By Geoffrey L. King.
Tring, Herts: Map Collector Publications Ltd., 1996.
ISBN 0-906430-16 X. Pp.200, 272 illus. £40. Cloth.
Reviewed by The Editor
|One of the most neglected areas of map production has always been miniature
maps. Even fundamental reference works, such as Dr. IC. Koeman's
Atlantes Neerlandici, preferred to take short-cuts rather than deal with
the multiple editions of such atlases, published in the Low Countries.
Today, editions of miniature or pocket-sized atlases can be among the rarest of any atlases. Clearly, they did not have the antiquarian cachet that their taller relatives had, and seem often to have been readily disposed of by their owners, while folio atlases were more likely to be preserved, long past their useful life-span. Evidently, however, there was great demand for such editions among contemporary atlas-purchasers - as shown by the large number of editions of the miniature Ortelius atlases, with two Antwerp and one Italian publisher publishing parallel editions, with Barent Langenes adding his own atlas to the field.
So, how then does the author define his topic: "The definition of 'miniature' as very small would not suffice with regard to this guide. It being necessary to be specific and draw the line somewhere, the same formula has been used as that adopted in 1968 for my own collection: an area including the border of up to twenty three square inches, or 150 square centimetres. However, because the small maps of John Seller are commonly referred to as miniatures, this has been relaxed to the extent that an appendix ... has been added for these and very similar small ones" (p.10).
Unfortunately, confusion almost in the first breath, though one suspects the author would have excluded Seller, while received advice was to include his maps. A quick sampling by the reviewer found a group of Seller's "small maps" to be in the region of 180 square centimetres, not a huge increase above what seems a relatively arbitrary definition.
The book commences with a thirty-one page introduction as the author sets the field, discussing such subjects as appeal, history and importance, the problems of attribution and so on, before addressing the types of miniature available, such as county maps, town plans, and maps on playing cards . The text is readable, and very much aimed at the novitiate collector.
The scene set, the author then embarks on a survey of miniature maps, in chronological order, from Benedetto Bordone (1528) to Domenico Lovisa (1697). Subsequent miniature maps, from 1700 to 1834, are dealt with, on a very selective basis, in an appendix.

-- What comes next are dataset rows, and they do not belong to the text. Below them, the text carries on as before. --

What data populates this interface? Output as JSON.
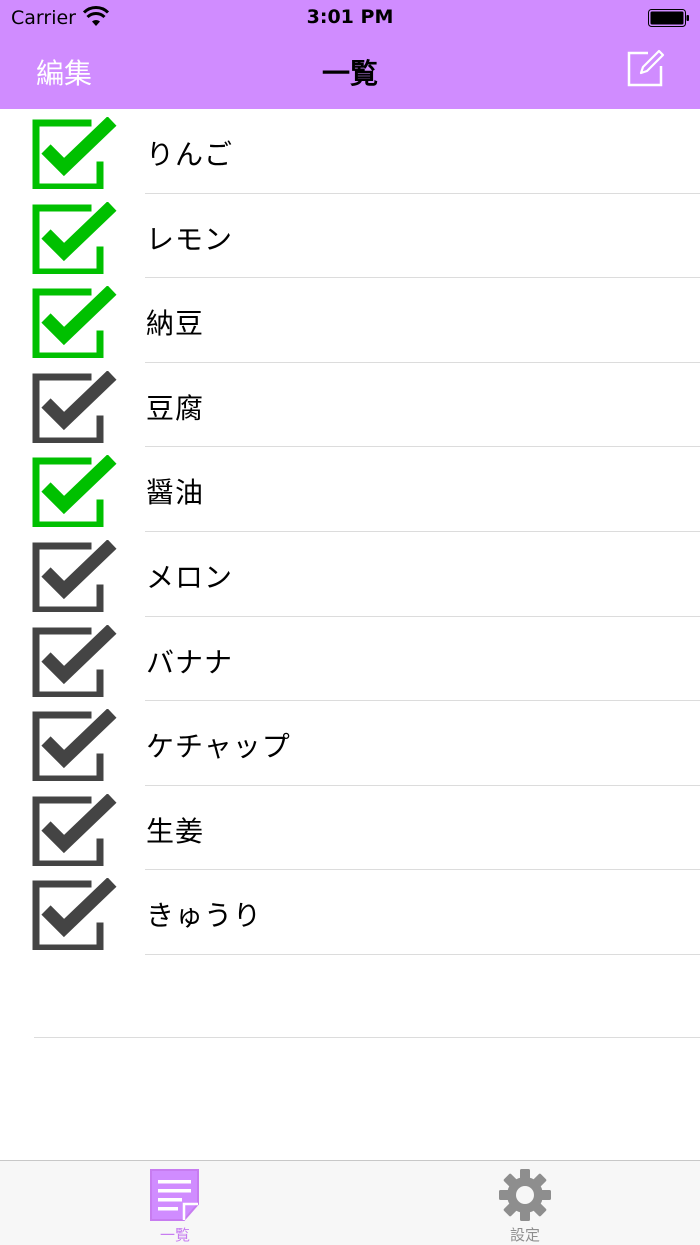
{
  "status_bar": {
    "carrier": "Carrier",
    "time": "3:01 PM"
  },
  "nav": {
    "edit_label": "編集",
    "title": "一覧",
    "compose_icon": "compose-icon"
  },
  "colors": {
    "nav_bg": "#D08CFF",
    "checked": "#00C000",
    "unchecked": "#444444",
    "tab_active": "#C77CF0",
    "tab_inactive": "#8e8e8e"
  },
  "items": [
    {
      "label": "りんご",
      "checked": true
    },
    {
      "label": "レモン",
      "checked": true
    },
    {
      "label": "納豆",
      "checked": true
    },
    {
      "label": "豆腐",
      "checked": false
    },
    {
      "label": "醤油",
      "checked": true
    },
    {
      "label": "メロン",
      "checked": false
    },
    {
      "label": "バナナ",
      "checked": false
    },
    {
      "label": "ケチャップ",
      "checked": false
    },
    {
      "label": "生姜",
      "checked": false
    },
    {
      "label": "きゅうり",
      "checked": false
    }
  ],
  "tabs": [
    {
      "label": "一覧",
      "icon": "list-icon",
      "active": true
    },
    {
      "label": "設定",
      "icon": "gear-icon",
      "active": false
    }
  ]
}
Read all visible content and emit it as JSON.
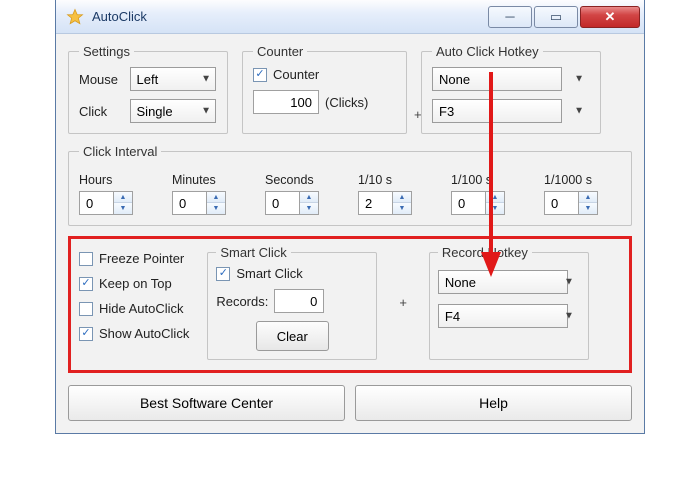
{
  "window": {
    "title": "AutoClick"
  },
  "settings": {
    "legend": "Settings",
    "mouse_label": "Mouse",
    "mouse_value": "Left",
    "click_label": "Click",
    "click_value": "Single"
  },
  "counter": {
    "legend": "Counter",
    "checkbox_label": "Counter",
    "checked": true,
    "value": "100",
    "suffix": "(Clicks)"
  },
  "hotkey": {
    "legend": "Auto Click Hotkey",
    "mod": "None",
    "plus": "+",
    "key": "F3"
  },
  "interval": {
    "legend": "Click Interval",
    "labels": [
      "Hours",
      "Minutes",
      "Seconds",
      "1/10 s",
      "1/100 s",
      "1/1000 s"
    ],
    "values": [
      "0",
      "0",
      "0",
      "2",
      "0",
      "0"
    ]
  },
  "options": {
    "freeze": {
      "label": "Freeze Pointer",
      "checked": false
    },
    "keep_top": {
      "label": "Keep on Top",
      "checked": true
    },
    "hide": {
      "label": "Hide AutoClick",
      "checked": false
    },
    "show": {
      "label": "Show AutoClick",
      "checked": true
    }
  },
  "smart": {
    "legend": "Smart Click",
    "checkbox_label": "Smart Click",
    "checked": true,
    "records_label": "Records:",
    "records_value": "0",
    "clear_label": "Clear"
  },
  "record_hotkey": {
    "legend": "Record Hotkey",
    "mod": "None",
    "plus": "+",
    "key": "F4"
  },
  "buttons": {
    "best": "Best Software Center",
    "help": "Help"
  }
}
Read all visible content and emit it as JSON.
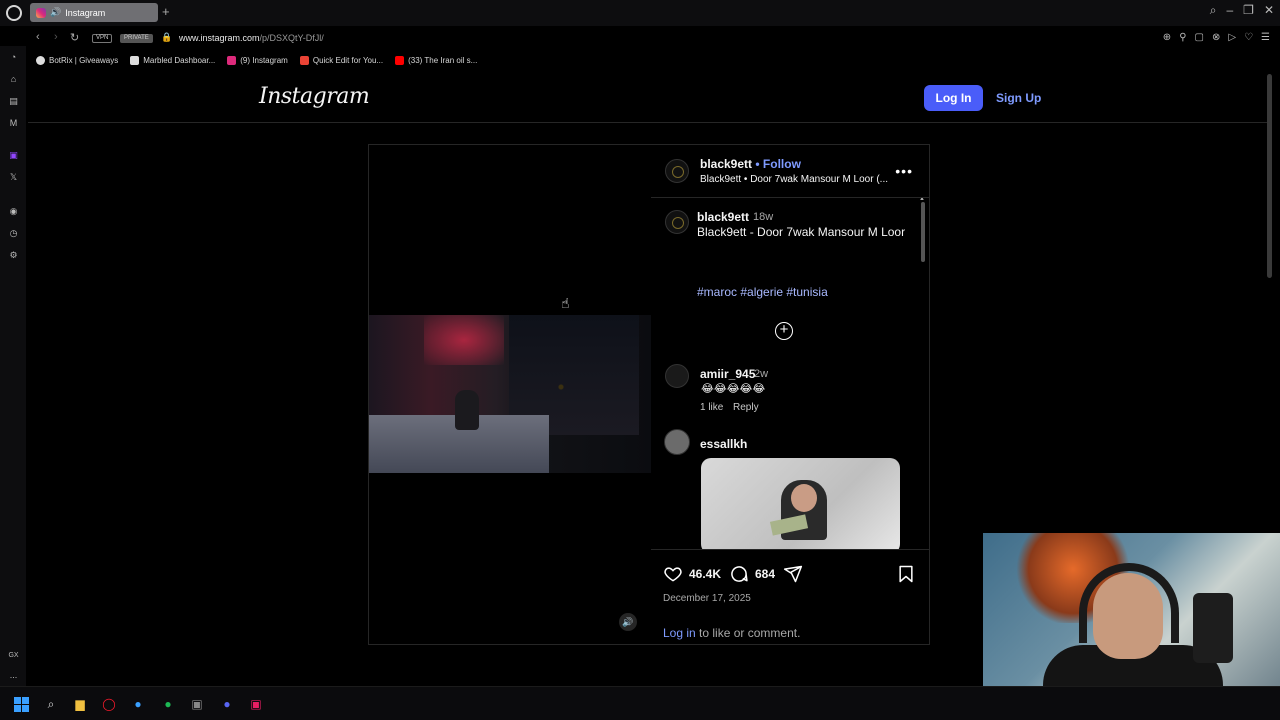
{
  "browser": {
    "tab_title": "Instagram",
    "new_tab": "+",
    "badges": {
      "vpn": "VPN",
      "private": "PRIVATE"
    },
    "url_host": "www.instagram.com",
    "url_path": "/p/DSXQtY-DfJl/",
    "sidebar_label_gx": "GX",
    "sidebar_label_more": "..."
  },
  "bookmarks": [
    {
      "label": "BotRix | Giveaways",
      "color": "#dddddd"
    },
    {
      "label": "Marbled Dashboar...",
      "color": "#dddddd"
    },
    {
      "label": "(9) Instagram",
      "color": "#dd2a7b"
    },
    {
      "label": "Quick Edit for You...",
      "color": "#ea4335"
    },
    {
      "label": "(33) The Iran oil s...",
      "color": "#ff0000"
    }
  ],
  "header": {
    "logo": "Instagram",
    "login_label": "Log In",
    "signup_label": "Sign Up"
  },
  "post": {
    "author": "black9ett",
    "follow_label": "• Follow",
    "subtitle": "Black9ett • Door 7wak Mansour M Loor (...",
    "caption_author": "black9ett",
    "caption_age": "18w",
    "caption_text": "Black9ett - Door 7wak Mansour M Loor",
    "hashtags": "#maroc #algerie #tunisia",
    "comments": [
      {
        "user": "amiir_945",
        "age": "2w",
        "text": "😂😂😂😂😂",
        "likes": "1 like",
        "reply": "Reply"
      },
      {
        "user": "essallkh"
      }
    ],
    "like_count": "46.4K",
    "comment_count": "684",
    "date": "December 17, 2025",
    "login_link": "Log in",
    "login_suffix": " to like or comment."
  },
  "colors": {
    "accent_blue": "#4a5df9",
    "link_blue": "#7f9bff",
    "background": "#000000"
  }
}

Here again, the text is nicely set out, and readable, although the descriptions, and list of editions of the atlases, are necessarily abbreviated. Each source is illustrated with examples of one or more maps. As the text is not lengthy, it becomes important for the illustrations to be of high quality - they are, after all, intended to help identify, by stylistic similarities, the particular series from which a map comes. Some of the illustrations are very good, some are poor, and too many are very poor.
As a more important point, however, if one is seeking to assist in identifying origins, it would have been sensible to include sizes, both approximate for the series, and more precise of the maps illustrated. The note that, as often as possible, the maps are reproduced at life size will not suffice in this kind of work.

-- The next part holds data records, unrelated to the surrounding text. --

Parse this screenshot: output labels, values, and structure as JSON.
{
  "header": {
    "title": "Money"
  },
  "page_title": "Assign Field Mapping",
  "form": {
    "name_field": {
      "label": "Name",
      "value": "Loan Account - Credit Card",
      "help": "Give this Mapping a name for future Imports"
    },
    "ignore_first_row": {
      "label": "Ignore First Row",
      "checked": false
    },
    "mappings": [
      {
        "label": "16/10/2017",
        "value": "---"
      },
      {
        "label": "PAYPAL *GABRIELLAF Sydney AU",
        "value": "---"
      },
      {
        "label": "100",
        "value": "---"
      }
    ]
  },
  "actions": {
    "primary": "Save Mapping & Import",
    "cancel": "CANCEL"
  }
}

The book is nicely designed and, with the exception of some of the illustrations (and the dust jacket), nicely produced. However, at £40, it seems expensive, particularly in view of the market that it is aimed at. Invaluable, as the publisher describes it, it is not. Nonetheless it is a worthwhile foray into the subject, and I am sure will prove "an enormous aid to collectors, librarians and dealers" as Graham Franks, perhaps the foremost dealer-expert in miniature maps, puts in the Foreword.